Today the Wireless Communications Association International (WCAI) released a study analyzing overages on wireless consumer bills. The report was authored by Roger Entner of Recon Analytics, who was previously a Senior Vice President at The Nielsen Company. The study, which analyzed more than 78,000 customer bills, found that less than half a percent of consumers experience overages that could even be considered candidates for the pejorative “shocking.” The other 99.7% of consumers actually save money by incurring the occasional overage rather than paying a higher, recurring rate for an upgraded plan. In other words, nearly every single wireless consumer studied was better off incurring some overages than upgrading to a plan they don’t need.
This means that the rules proposed by the FCC would benefit, at most, 0.3% of consumers. At the same time, all wireless consumers would be subject to repeated messages warning them of potential overages. All wireless consumers would also bear the cost of the upgrades wireless service providers would be required to make in order to comply with the FCC’s proposed regulations. If the FCC intends to adhere to President Obama’s Executive Order directing agencies to “propose or adopt a regulation only upon a reasoned determination that its benefits justify its costs,” the FCC should not adopt its proposed “bill shock” rules.

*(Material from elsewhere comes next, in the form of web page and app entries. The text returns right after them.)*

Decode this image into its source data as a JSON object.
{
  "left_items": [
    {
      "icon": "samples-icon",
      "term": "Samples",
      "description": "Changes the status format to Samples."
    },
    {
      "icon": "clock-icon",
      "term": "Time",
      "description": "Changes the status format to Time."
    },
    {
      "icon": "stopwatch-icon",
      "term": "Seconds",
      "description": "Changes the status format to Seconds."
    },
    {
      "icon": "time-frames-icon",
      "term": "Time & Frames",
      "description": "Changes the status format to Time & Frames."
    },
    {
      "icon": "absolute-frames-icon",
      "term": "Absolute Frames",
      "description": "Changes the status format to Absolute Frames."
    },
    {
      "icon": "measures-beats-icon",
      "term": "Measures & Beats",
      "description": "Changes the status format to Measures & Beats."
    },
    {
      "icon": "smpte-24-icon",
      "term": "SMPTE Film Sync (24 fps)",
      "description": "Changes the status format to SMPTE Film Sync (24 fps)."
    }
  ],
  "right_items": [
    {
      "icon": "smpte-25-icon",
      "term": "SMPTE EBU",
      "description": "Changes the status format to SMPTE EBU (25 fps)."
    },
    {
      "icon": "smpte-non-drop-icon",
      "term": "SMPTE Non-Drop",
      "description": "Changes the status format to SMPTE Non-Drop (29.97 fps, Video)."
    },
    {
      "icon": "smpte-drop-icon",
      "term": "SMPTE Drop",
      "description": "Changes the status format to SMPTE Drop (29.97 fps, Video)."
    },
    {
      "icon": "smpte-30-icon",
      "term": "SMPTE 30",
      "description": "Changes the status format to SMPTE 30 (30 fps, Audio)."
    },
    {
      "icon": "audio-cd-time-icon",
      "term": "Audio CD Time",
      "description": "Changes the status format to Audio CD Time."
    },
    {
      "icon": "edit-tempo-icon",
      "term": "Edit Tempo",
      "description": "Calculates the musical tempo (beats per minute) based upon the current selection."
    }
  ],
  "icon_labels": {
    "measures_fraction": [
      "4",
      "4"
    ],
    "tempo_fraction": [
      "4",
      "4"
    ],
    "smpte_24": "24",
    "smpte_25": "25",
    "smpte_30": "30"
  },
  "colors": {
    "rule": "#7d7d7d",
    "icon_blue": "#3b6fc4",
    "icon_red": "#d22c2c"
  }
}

There is no reasonable basis for imposing costly regulations on wireless service providers and subjecting all consumers to repeated notices in order to prevent 0.3% of consumers from incurring uneconomic overages.